UCC leaders in the growing movement for immigrant justice took time on Thursday, June 21, to advocate for others the current administration would rather not hear.
The denomination was well represented on the floor of the Russell Senate Office Building, where hundreds of people from a variety of faiths came together to stand against the separation of migrant families.
"We are all God's children. We are all made in the image of the One who now weeps for this country," said the Rev. Laura Martin, associate pastor of Rock Spring UCC in Arlington, Virg. "We followed fifty small children who came into the Rotunda with Mylar blankets that they sat down on, and a small cage to represent the children being held captive inside of them. We came to proclaim and to pray, to sing and to chant, to stand in a place of power and bring the language of the faith that overturns the world."
A group of clergy prayed over the gathered children, who symbolized the thousands of undocumented youngsters in government detention, sleeping on floors and placed in cages. The families of the young demonstrators, other supporters and the press filled in at all levels of the building. The group, after protesting the lack of comprehensive immigration reform, presented thermal emergency blankets and letters to their U.S. Senators.
"It was a powerful time," said the Rev. Marvin Silver, associate conference minister for the Central Atlantic Conference." Our churches mobilized as much as possible on this, and I think they (lawmakers) got the message. When you look at the news coverage, its clear people think that this policy needs to end and the kids need to be reunited with their families."
The Trump administration's policy has led to the separation of more than 2,300 children from their families after crossing the border into the United States. Despite the President's executive order to end that action, there are no assurances that children can be immediately reunited with their parents.
The United Church of Christ continues to push the issue. To further the call for immediate immigration reform, and discuss ways to continue to protest the criminalization of migrants under the Administration's 'zero tolerance' policy, Justice and Local Church Ministries leaders invited members of the wider church to come together for a webinar Thursday afternoon.

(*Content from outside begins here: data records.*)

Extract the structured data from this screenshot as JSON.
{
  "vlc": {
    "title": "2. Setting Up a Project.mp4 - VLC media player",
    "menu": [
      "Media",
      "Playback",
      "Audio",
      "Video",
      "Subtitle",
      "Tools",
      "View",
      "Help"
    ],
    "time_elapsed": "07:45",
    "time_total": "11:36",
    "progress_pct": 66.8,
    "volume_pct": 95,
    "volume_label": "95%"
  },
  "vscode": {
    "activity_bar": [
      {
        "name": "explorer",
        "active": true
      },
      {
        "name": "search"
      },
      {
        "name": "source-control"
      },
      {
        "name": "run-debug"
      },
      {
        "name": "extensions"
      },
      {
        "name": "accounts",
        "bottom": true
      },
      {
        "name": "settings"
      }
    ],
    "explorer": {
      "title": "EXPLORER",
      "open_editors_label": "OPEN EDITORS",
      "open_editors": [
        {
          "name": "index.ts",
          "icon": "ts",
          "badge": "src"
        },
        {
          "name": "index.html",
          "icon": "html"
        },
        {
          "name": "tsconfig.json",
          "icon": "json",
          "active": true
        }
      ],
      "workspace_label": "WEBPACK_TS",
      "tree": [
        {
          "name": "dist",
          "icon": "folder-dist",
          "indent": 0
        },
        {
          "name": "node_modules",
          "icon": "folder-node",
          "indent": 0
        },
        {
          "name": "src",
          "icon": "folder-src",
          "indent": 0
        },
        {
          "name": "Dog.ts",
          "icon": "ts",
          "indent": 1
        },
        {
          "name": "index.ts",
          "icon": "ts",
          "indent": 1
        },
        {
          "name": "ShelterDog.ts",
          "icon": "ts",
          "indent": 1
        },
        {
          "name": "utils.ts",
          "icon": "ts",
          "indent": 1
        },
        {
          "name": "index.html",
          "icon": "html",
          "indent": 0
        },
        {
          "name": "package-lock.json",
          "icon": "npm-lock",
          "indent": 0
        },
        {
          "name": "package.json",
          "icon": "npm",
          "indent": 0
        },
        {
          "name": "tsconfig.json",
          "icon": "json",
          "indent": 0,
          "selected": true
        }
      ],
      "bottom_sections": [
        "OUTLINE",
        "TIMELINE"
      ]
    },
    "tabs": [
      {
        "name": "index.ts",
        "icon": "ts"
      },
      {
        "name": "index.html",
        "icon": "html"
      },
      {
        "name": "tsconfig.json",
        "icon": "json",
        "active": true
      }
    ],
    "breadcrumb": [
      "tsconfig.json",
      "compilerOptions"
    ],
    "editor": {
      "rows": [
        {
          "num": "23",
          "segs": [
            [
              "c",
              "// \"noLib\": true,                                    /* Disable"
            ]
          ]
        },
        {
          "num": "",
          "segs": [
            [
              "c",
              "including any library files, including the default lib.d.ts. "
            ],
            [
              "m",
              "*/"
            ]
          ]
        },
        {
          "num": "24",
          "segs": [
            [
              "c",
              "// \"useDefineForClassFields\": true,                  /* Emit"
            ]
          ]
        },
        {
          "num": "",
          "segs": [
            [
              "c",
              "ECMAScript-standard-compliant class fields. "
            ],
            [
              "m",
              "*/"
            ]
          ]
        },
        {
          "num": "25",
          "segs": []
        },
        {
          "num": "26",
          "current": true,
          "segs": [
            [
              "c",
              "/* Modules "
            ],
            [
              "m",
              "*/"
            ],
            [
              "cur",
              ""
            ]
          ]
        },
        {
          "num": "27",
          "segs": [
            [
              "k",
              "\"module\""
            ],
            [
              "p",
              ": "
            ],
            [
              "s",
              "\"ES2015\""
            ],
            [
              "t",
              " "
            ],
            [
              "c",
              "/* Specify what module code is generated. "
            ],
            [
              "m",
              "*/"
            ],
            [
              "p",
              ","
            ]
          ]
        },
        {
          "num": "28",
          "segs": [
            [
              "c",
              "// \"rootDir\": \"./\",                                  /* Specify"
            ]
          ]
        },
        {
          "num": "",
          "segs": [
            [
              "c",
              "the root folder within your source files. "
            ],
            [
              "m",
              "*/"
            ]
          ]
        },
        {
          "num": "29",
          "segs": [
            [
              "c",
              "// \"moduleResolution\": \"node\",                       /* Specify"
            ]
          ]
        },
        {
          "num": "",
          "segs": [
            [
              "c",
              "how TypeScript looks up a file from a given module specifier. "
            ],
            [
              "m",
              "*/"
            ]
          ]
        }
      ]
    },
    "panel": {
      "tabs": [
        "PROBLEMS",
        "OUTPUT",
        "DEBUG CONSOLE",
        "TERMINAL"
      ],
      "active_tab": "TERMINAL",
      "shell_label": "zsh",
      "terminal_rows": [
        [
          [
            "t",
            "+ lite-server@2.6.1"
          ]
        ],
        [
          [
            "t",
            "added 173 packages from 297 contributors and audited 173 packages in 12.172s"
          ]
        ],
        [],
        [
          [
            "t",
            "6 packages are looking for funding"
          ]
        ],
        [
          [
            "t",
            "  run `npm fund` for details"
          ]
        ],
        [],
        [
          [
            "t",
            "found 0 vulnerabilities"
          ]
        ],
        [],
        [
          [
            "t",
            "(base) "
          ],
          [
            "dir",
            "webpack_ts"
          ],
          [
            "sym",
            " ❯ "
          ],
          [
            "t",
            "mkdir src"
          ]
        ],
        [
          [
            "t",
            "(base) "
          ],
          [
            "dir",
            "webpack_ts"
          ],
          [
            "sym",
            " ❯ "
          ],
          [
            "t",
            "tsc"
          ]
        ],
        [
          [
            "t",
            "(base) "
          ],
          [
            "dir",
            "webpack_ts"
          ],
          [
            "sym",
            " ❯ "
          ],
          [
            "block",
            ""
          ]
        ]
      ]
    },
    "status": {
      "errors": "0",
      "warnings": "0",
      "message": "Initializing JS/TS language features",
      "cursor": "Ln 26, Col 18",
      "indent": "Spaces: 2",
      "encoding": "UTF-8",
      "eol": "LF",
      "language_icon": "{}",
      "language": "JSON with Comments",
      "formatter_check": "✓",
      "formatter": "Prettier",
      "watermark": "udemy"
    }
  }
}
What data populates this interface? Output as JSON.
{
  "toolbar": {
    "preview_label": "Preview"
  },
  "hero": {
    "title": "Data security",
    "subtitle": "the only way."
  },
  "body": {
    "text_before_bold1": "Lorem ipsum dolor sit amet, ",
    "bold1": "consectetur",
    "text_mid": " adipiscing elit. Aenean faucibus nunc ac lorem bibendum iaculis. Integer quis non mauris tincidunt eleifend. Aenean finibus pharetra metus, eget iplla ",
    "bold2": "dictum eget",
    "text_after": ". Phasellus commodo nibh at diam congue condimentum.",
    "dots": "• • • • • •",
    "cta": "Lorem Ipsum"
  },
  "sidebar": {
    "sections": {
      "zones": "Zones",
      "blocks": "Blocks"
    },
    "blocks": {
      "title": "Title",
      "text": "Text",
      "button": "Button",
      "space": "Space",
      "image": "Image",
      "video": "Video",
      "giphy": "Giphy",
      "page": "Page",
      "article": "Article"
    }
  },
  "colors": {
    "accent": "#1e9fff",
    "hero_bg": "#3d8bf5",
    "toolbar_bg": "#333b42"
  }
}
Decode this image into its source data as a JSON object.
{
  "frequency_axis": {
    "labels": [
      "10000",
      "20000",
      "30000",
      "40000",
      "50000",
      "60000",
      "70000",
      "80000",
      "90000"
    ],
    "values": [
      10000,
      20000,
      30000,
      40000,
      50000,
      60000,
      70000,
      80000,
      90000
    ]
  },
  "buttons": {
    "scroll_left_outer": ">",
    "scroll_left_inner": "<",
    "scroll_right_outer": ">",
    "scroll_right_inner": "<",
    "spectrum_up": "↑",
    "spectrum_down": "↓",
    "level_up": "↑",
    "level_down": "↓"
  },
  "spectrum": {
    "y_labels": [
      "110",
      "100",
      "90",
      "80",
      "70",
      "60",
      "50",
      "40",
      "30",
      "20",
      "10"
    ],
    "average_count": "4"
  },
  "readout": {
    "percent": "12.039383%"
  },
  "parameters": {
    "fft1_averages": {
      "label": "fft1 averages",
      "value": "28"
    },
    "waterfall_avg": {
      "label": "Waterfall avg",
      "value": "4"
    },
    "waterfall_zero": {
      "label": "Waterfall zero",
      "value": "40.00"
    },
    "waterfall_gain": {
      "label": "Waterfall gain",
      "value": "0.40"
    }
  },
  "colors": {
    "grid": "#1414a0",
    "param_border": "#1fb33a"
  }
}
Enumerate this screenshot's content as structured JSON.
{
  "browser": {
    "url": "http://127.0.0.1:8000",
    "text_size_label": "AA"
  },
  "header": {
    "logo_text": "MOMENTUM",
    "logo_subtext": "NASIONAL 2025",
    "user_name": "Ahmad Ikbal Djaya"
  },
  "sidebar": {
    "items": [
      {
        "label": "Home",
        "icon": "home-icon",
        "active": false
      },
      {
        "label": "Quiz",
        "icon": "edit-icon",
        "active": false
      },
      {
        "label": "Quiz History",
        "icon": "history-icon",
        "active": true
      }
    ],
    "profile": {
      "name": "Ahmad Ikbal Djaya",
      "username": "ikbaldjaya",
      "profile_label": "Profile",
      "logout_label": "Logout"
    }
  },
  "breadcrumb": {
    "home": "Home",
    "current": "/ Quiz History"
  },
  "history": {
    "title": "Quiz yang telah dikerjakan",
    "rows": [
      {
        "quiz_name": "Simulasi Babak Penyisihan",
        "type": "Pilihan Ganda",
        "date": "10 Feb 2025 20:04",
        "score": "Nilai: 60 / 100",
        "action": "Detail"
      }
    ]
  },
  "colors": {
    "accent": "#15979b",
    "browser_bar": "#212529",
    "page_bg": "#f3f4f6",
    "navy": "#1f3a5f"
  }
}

"Thank you for gathering to be the church in a different way," the Rev. Traci Blackmon, JLCM Executive Minister, told more than 130 people linked online to talk about how all settings of the UCC can come together to work for immigrant justice. "Thank you for representing the masses, for lifting up your voices. We wanted to bring us together to create space (to explore) what more we can do."
The Rev. Noel Andersen, coordinator of the UCC Collaborative on Immigration, talked about how undocumented immigration went from being a civic violation to a criminal one, and outlined the legislation currently under consideration this week in Congress. UCC's Domestic Policy Advocate Katie Adams told the group that in the last week; more than 1,200 people have taken action to keep families together through the UCC Justice and Peace Action Network, sending more than 4,000 messages to Congress. She urged listeners to keep up the pressure.
The Rev. Randy Mayer, pastor of Good Shepherd United Church of Christ in Sahuarita, Ariz., just miles from the border with Mexico, said the immigration crisis is the result of a steady escalation of what has been happening for the last 15 years.
"It's been ugly for a long time," Mayer said. "We're glad there is a lot of attention on this. President Trump is using families and children as a bargaining chip for a border wall. It's a waste of money. Don't fall for that line. We don't need more militarization her at the border."
Mayer has been offering pastoral care at the border, and he and church volunteers have been bringing food and other items to the migrants, primarily from Central America, who wait and hope to be allowed into the U.S.
The UCC has sent a $5,000 grant to Good Shepherd UCC to help fund this work, and opened an emergency appeal, Keep Families Together, which has collected more than $9,000 in the last week. Donations will be used by UCC settings and partners for immediate needs and legal assistance of children and families from Central America seeking asylum in the U.S.
As to what else people can do to make an impact, Rev. Blackmon mentioned a nationwide rally on June 30, and said, "Get in where you can fit in. Stay connected. Continue to pray and stand on the truth of the Gospel. Every human being is deserving of dignity. No one is unwanted in God's eyes."
Want more information? Bookmark the UCC Keep Families Together page, with a toolkit of information for how to respond to this crisis.
Watch the webinar here.